» **WORK REQUIRED**: Scan the records below and copy every line that contains the string "choose".

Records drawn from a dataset
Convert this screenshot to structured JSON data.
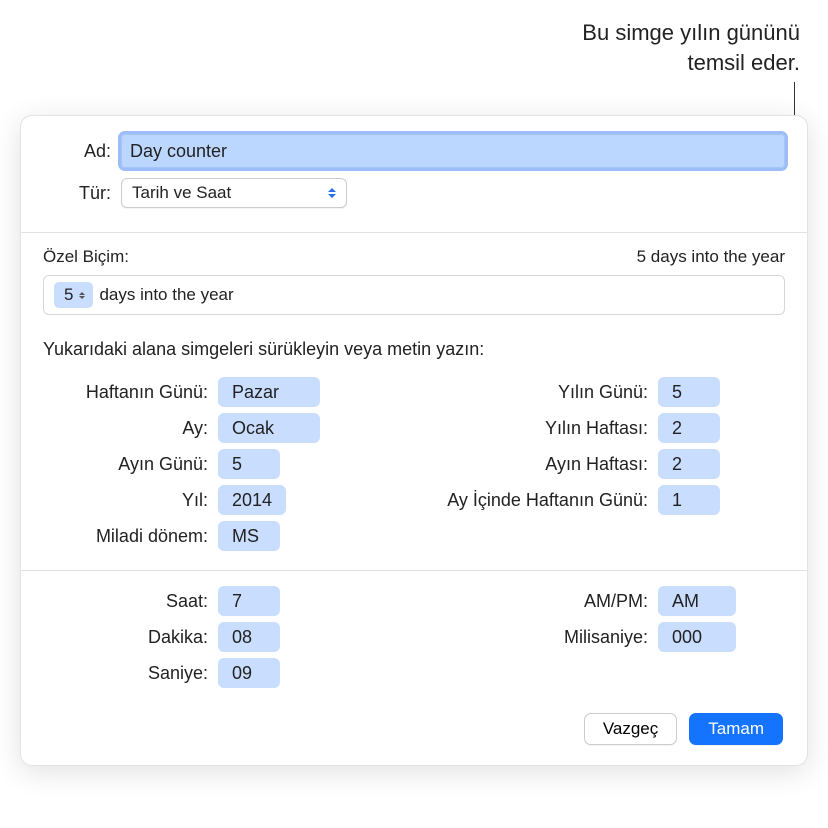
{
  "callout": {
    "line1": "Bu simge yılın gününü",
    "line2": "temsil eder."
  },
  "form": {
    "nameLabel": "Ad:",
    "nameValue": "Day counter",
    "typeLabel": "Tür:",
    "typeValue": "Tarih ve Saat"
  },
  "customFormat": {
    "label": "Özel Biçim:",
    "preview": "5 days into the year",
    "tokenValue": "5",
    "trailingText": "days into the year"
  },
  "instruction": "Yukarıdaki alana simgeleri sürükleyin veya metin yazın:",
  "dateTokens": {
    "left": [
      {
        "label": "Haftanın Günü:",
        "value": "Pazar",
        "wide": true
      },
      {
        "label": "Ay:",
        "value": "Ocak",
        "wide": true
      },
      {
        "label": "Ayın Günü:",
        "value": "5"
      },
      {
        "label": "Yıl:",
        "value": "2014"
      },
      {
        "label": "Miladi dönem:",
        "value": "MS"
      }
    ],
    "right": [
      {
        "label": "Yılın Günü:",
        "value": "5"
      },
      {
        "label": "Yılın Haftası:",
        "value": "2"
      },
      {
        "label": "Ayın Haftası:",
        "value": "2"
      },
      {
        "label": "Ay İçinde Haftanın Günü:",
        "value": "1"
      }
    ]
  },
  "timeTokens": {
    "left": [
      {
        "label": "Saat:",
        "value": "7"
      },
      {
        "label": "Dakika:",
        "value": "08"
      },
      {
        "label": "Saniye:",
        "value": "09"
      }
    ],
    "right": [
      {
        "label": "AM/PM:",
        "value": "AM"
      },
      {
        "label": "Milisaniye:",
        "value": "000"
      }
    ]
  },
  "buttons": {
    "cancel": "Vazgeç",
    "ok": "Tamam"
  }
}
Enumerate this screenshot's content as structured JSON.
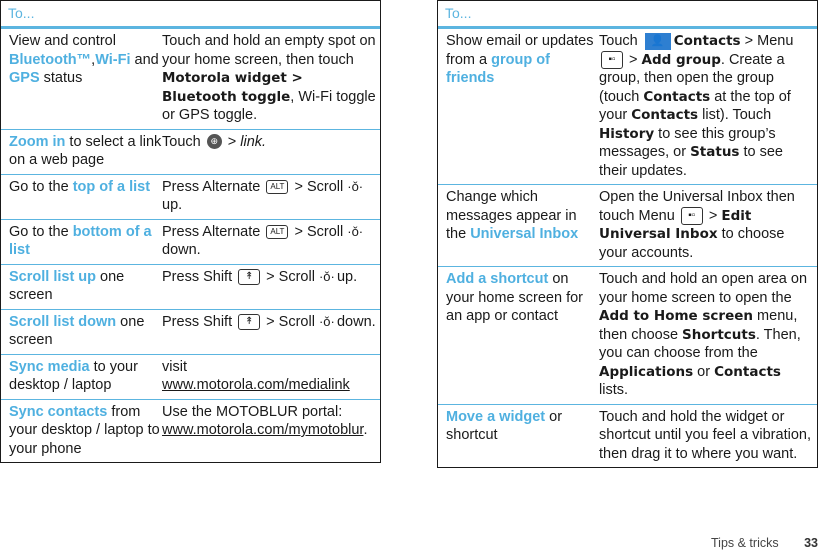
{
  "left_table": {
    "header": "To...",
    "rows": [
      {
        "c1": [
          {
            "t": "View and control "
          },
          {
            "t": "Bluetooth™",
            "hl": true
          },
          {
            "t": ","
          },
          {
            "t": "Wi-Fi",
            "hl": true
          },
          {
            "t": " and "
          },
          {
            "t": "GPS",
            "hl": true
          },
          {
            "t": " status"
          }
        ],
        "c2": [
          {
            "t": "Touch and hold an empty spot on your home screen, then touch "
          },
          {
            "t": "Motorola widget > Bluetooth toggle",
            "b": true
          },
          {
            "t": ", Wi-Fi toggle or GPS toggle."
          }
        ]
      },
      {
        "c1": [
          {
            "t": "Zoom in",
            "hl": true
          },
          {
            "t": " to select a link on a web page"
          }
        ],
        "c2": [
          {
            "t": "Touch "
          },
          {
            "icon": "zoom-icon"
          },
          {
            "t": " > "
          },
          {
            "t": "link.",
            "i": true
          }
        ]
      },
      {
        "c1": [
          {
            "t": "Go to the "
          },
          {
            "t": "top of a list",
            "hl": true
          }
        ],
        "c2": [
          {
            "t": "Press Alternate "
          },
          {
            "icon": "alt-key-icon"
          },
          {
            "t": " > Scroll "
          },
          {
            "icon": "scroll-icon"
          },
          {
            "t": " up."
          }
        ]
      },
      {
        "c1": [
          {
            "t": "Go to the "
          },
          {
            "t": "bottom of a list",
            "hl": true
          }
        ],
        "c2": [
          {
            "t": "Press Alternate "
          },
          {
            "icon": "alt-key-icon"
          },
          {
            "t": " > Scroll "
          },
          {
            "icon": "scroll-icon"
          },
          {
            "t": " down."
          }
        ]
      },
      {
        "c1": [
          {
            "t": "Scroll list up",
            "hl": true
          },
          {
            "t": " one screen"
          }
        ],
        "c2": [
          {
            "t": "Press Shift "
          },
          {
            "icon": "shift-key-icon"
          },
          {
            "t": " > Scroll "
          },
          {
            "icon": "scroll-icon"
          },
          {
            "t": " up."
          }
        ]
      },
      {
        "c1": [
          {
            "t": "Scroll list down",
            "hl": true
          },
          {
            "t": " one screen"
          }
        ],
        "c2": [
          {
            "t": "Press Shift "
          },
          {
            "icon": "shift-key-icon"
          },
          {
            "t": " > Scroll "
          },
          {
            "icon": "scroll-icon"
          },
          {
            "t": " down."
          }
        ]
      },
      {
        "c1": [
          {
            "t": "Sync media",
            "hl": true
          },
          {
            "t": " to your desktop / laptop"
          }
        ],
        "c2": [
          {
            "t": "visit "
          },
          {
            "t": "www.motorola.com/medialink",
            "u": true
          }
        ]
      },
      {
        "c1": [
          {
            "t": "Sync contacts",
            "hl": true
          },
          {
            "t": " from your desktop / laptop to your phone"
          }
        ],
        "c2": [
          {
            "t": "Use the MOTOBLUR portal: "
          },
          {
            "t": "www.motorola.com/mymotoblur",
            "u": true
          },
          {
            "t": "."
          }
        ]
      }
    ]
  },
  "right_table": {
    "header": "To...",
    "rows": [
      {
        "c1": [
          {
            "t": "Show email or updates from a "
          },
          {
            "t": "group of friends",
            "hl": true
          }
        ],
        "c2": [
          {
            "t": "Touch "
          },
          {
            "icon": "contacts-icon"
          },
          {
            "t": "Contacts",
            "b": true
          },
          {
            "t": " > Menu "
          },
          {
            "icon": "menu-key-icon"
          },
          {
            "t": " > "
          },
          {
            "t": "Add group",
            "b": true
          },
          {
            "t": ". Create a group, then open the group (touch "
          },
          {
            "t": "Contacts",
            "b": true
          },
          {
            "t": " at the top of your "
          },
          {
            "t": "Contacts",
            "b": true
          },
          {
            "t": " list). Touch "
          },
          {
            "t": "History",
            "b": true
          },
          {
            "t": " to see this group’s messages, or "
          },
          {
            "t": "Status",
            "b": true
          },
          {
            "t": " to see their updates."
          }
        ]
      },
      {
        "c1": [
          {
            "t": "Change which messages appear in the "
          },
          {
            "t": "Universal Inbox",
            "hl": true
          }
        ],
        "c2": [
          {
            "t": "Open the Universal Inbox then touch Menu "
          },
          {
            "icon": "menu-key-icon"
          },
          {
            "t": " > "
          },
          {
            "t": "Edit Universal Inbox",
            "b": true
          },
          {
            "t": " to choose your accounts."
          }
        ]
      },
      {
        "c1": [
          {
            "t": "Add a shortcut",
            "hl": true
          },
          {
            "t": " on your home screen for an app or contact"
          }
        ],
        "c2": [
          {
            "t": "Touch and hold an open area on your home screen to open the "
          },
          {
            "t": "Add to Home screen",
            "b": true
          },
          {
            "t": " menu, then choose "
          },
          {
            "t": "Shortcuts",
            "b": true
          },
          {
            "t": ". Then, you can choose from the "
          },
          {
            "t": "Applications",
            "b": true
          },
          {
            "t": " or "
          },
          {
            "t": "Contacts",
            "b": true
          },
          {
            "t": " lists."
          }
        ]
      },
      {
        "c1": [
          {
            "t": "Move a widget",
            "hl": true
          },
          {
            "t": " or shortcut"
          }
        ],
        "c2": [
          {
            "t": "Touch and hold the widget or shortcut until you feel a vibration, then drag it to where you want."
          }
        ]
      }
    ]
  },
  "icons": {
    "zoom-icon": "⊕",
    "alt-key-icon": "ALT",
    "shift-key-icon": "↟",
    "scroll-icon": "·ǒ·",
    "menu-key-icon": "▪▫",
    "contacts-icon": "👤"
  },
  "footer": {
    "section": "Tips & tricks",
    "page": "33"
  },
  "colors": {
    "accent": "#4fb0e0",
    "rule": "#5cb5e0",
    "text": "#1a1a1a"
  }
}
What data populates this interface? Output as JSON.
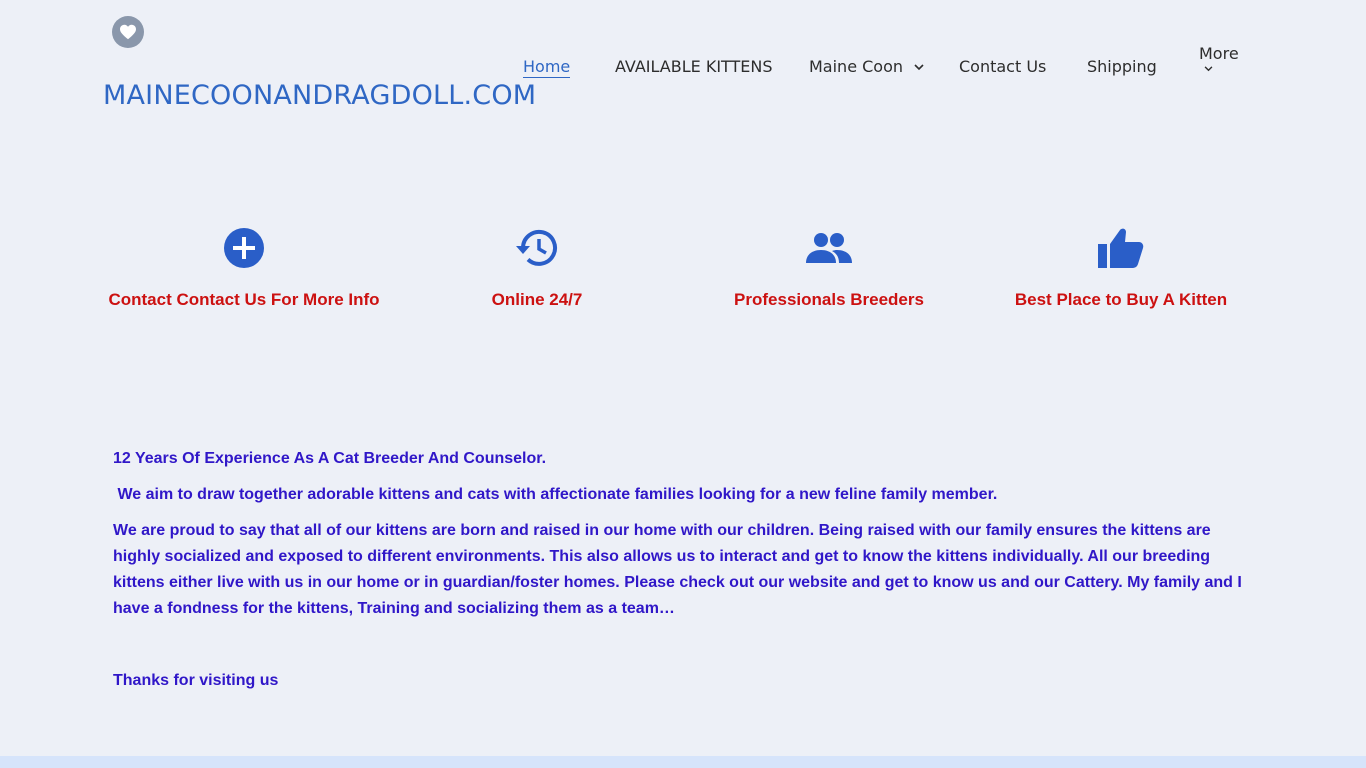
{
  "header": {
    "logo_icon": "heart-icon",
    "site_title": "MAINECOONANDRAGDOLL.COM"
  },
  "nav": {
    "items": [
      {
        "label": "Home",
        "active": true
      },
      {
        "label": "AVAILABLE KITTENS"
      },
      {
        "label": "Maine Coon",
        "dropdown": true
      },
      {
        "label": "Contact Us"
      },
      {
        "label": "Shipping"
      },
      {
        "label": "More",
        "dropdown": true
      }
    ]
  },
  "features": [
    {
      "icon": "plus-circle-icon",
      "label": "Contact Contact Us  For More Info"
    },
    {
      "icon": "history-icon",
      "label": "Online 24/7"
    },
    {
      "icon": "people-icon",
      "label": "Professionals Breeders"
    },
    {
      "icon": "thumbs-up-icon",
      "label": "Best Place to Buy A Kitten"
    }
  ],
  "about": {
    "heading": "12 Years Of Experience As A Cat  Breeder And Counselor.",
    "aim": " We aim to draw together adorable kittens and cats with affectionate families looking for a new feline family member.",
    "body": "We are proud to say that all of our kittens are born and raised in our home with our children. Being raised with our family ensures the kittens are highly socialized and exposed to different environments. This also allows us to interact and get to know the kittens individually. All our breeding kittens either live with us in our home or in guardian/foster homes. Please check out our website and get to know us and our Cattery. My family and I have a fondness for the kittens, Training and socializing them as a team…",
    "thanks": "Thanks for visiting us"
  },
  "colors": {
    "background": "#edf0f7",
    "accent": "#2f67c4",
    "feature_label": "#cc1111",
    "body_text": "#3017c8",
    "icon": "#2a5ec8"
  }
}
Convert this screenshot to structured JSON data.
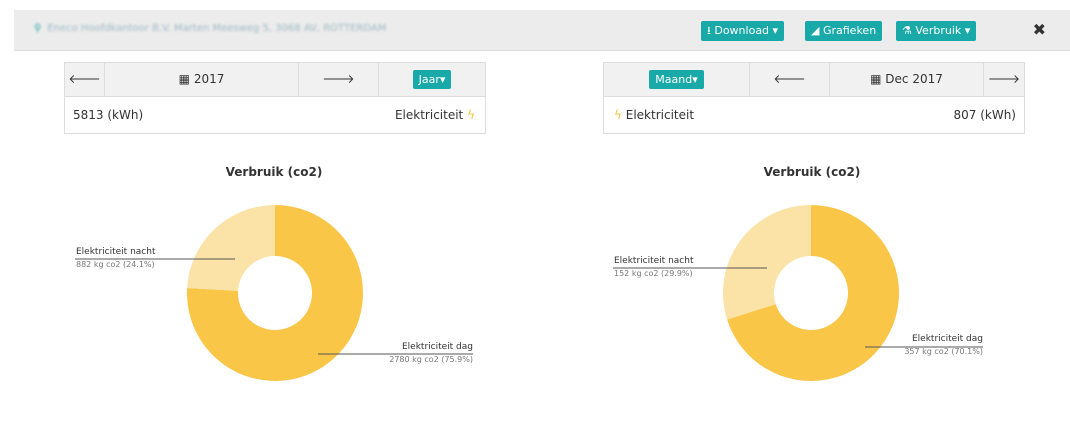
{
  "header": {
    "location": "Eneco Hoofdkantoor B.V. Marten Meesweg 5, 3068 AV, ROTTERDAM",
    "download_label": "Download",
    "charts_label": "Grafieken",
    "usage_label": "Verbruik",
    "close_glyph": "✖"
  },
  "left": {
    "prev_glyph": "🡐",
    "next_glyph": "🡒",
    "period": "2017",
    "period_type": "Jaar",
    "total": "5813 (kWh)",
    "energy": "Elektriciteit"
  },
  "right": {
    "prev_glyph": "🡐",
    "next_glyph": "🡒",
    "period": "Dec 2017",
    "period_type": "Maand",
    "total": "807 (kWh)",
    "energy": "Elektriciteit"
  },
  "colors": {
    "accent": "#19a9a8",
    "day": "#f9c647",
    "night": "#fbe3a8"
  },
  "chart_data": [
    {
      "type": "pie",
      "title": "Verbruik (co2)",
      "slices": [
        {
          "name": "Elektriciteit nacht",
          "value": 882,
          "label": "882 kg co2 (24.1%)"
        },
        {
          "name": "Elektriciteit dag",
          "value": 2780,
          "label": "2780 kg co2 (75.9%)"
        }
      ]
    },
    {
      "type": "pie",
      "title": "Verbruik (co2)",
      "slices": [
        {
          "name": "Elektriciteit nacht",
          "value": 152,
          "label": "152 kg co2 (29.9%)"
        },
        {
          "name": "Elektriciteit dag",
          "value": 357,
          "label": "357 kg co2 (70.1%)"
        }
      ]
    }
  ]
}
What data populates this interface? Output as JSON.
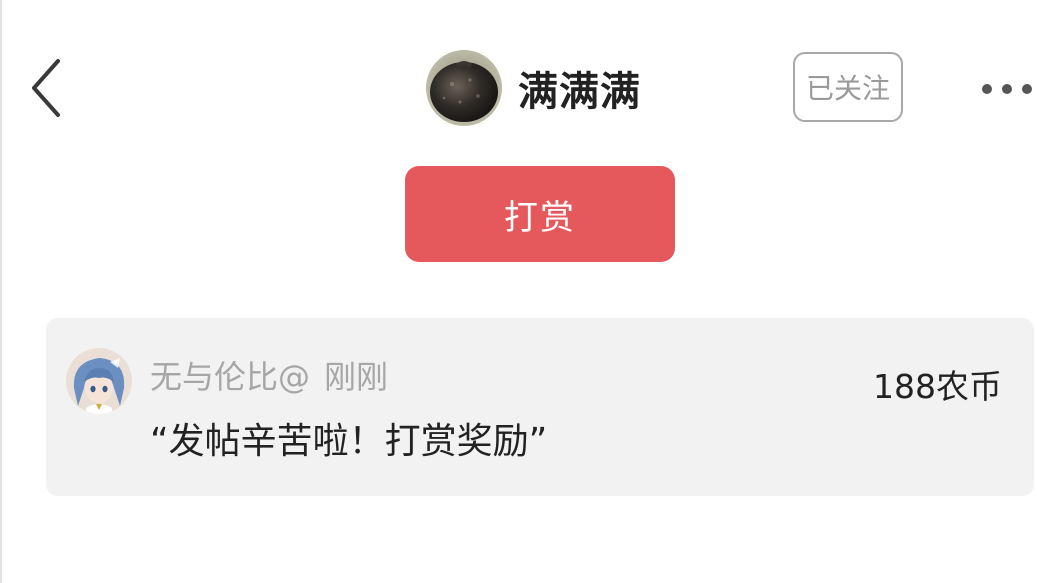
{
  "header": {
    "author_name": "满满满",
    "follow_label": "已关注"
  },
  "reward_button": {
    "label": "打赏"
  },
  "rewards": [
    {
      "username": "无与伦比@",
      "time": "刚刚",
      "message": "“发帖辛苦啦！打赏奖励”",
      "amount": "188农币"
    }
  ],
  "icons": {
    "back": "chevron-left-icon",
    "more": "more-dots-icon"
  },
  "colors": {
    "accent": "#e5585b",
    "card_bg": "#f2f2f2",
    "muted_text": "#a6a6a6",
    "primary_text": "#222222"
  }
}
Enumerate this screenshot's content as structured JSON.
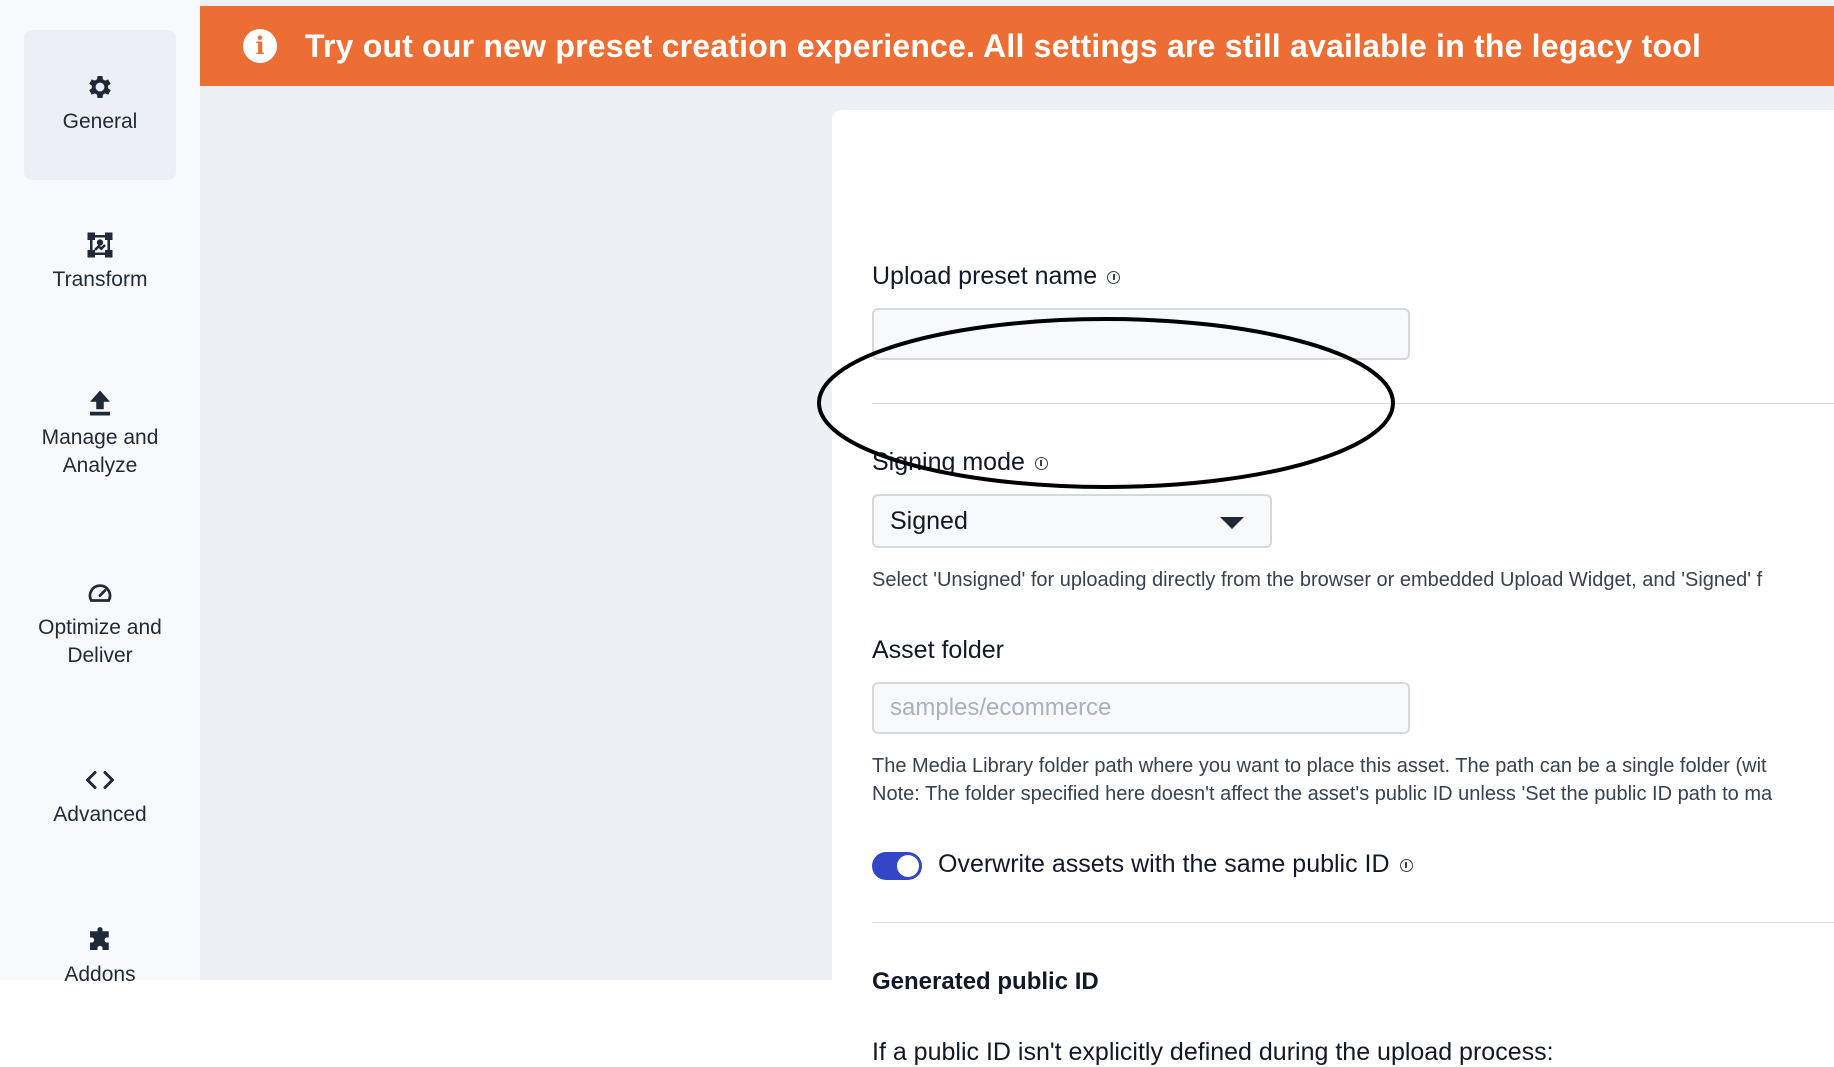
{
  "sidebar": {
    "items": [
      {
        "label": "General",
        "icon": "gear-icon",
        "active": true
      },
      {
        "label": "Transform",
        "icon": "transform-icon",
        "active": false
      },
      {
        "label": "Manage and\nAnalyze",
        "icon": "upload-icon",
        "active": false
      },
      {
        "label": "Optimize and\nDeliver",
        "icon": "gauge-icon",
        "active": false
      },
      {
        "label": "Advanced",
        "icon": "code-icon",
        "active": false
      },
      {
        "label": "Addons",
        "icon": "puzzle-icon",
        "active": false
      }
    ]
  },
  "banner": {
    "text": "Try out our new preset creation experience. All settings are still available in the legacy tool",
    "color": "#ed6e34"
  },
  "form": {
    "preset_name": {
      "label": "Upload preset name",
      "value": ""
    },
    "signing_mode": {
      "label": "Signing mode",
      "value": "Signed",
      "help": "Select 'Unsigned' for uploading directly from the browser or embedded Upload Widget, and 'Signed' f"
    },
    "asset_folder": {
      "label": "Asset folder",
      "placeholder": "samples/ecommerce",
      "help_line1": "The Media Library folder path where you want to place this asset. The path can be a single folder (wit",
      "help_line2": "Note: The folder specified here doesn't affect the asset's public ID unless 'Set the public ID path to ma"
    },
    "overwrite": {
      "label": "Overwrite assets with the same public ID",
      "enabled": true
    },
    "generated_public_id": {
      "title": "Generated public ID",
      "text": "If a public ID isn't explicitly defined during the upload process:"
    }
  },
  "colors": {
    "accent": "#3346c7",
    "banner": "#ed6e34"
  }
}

» **EXPECTED ANSWER**:
            "t": " to choose your accounts."
            "t": " menu, then choose "
            "t": ". Then, you can choose from the "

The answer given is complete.